* [WHAT YOU HAVE TO DO]:
Which of the lines below hold the word "header"? Pull each of them out.

* [PROVIDED DATA]:
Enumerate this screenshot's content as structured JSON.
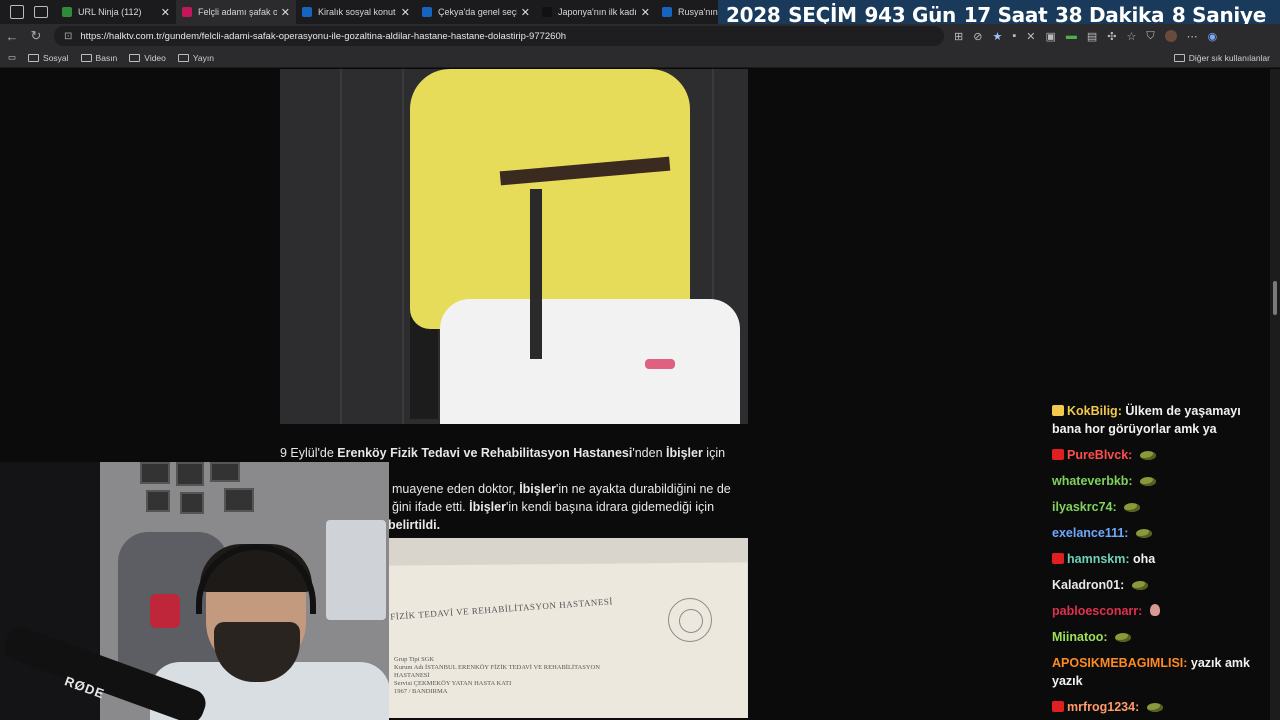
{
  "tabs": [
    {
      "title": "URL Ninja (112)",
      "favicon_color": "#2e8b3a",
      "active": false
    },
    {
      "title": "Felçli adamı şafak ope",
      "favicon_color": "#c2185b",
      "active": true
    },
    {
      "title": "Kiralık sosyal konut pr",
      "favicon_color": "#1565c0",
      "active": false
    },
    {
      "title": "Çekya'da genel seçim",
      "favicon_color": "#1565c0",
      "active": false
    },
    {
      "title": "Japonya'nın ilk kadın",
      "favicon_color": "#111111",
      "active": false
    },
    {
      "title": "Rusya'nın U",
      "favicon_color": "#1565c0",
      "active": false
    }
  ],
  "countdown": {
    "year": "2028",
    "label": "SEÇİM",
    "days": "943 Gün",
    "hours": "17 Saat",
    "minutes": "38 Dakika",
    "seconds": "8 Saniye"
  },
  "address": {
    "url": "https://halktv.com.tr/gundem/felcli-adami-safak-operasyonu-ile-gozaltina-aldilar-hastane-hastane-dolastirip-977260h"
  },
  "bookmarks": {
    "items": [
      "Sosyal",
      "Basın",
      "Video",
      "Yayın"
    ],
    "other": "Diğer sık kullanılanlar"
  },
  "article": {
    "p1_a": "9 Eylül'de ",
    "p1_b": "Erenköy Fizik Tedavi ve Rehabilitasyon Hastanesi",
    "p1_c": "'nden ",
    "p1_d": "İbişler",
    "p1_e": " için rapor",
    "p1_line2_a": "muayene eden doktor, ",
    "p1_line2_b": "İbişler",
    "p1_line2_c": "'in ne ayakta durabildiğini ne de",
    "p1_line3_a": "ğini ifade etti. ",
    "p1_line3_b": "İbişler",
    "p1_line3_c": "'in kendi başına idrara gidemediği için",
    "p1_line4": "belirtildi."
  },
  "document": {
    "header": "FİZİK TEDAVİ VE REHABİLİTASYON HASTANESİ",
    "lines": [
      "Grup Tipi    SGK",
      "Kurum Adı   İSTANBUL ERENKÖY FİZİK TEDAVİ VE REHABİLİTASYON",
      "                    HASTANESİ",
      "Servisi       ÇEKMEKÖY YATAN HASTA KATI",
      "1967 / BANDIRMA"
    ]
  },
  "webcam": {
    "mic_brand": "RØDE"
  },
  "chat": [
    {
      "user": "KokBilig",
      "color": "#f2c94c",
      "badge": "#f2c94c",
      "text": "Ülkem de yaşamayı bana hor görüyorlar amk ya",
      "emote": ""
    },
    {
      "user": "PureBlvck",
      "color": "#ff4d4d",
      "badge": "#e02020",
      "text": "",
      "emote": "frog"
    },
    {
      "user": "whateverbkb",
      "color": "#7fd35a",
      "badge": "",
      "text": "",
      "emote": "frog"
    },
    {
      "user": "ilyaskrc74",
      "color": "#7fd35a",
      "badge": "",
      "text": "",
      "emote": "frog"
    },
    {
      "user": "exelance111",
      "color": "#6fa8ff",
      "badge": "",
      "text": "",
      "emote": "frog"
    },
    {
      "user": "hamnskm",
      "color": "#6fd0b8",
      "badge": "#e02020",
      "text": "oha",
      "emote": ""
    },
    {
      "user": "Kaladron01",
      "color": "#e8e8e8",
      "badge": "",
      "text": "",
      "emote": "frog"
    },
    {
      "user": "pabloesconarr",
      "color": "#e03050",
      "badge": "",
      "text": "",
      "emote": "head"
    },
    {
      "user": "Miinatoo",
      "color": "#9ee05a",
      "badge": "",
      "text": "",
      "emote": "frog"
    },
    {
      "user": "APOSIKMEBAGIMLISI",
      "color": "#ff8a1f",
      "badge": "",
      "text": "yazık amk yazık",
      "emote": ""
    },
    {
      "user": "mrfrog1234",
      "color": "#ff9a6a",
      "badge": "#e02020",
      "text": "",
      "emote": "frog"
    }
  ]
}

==

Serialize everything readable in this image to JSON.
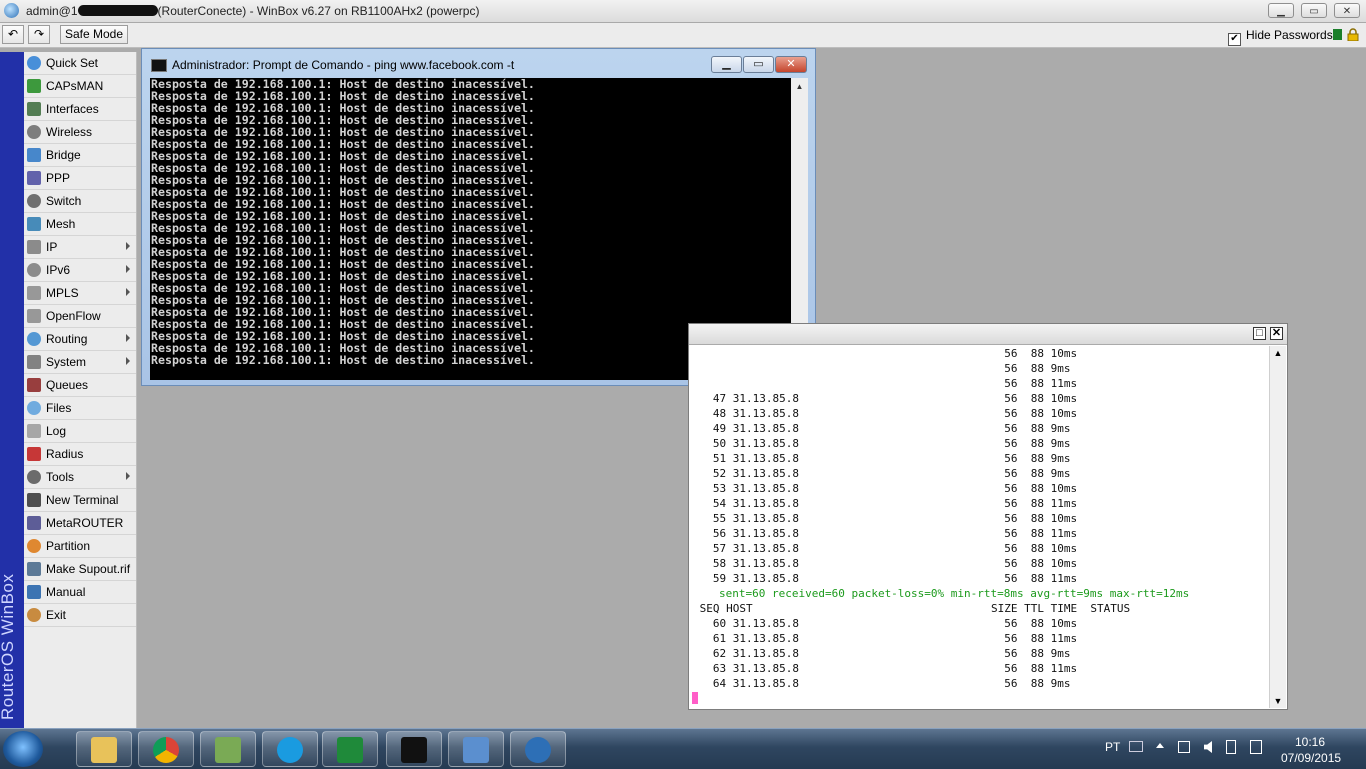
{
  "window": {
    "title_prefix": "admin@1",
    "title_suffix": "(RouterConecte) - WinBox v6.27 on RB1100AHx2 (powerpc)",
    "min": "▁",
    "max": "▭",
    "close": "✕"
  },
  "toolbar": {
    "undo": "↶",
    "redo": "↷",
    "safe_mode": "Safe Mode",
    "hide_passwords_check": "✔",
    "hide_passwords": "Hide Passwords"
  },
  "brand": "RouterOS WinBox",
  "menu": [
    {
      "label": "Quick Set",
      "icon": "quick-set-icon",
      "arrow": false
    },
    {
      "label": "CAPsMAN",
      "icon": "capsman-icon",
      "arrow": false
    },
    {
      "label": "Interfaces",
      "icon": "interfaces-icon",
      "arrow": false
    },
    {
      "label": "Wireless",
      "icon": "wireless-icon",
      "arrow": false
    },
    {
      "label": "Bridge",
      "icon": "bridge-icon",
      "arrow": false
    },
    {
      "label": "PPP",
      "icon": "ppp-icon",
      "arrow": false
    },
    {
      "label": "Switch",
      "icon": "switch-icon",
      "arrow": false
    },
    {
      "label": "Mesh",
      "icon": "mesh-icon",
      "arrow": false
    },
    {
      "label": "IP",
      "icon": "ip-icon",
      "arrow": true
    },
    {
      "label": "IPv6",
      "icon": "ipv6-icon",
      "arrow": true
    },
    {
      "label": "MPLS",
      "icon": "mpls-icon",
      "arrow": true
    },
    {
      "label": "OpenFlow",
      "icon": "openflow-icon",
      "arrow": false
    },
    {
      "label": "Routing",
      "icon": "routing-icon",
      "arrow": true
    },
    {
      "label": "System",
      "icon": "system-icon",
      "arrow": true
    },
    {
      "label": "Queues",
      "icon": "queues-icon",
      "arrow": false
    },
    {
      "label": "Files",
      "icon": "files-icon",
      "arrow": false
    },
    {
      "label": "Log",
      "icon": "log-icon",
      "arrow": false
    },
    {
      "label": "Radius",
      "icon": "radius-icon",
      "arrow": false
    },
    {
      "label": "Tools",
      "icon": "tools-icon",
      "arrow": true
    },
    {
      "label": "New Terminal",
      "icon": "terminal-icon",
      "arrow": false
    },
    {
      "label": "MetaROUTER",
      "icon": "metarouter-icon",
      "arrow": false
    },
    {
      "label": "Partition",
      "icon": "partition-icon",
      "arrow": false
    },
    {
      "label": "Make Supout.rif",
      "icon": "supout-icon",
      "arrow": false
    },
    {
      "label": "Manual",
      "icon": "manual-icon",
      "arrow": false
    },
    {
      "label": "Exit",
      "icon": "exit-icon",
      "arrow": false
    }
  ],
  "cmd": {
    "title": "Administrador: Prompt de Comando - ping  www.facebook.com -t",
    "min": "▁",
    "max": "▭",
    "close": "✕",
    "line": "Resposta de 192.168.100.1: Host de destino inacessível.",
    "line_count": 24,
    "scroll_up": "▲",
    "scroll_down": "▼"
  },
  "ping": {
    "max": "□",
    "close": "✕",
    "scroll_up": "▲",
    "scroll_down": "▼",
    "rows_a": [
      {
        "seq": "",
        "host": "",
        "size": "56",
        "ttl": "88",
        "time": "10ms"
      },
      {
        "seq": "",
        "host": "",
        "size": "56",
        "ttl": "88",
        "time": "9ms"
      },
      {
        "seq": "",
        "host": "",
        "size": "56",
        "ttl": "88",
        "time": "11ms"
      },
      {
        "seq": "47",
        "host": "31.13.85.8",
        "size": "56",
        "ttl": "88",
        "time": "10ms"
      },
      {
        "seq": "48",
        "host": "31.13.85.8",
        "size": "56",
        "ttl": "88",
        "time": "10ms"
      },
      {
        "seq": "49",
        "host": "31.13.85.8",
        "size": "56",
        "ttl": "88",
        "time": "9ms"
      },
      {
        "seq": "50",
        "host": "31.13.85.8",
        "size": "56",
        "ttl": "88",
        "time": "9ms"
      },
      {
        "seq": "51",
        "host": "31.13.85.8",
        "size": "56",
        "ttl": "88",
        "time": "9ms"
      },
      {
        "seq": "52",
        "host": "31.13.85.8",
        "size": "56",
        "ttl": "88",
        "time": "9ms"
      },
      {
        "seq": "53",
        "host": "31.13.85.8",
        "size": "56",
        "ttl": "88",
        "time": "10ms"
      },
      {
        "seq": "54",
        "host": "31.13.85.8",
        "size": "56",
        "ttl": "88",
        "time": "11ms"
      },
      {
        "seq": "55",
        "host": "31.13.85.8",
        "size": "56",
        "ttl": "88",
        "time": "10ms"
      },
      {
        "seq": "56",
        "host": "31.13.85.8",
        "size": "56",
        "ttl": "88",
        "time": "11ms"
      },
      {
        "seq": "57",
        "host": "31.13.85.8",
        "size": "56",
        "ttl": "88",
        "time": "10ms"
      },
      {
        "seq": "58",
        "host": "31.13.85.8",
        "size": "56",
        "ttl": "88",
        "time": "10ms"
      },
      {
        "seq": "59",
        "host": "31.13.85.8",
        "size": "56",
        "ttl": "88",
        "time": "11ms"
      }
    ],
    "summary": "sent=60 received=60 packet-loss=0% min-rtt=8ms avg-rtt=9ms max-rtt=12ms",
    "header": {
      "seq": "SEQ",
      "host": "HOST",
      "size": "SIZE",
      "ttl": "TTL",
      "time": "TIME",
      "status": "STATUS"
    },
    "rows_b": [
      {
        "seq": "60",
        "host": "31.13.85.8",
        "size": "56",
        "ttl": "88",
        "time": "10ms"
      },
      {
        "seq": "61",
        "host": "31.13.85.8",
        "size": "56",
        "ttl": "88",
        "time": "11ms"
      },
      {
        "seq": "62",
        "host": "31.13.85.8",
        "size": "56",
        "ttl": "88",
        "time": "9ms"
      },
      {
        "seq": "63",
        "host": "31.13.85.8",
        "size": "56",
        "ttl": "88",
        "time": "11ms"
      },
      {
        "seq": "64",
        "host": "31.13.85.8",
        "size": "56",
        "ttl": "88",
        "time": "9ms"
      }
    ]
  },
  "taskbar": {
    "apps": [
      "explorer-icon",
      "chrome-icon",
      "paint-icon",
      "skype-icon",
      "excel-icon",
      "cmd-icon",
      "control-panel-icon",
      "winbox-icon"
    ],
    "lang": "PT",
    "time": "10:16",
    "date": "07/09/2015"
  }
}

* [ANSWER SECTION]:
    "header": "FİZİK TEDAVİ VE REHABİLİTASYON HASTANESİ",
    "header": {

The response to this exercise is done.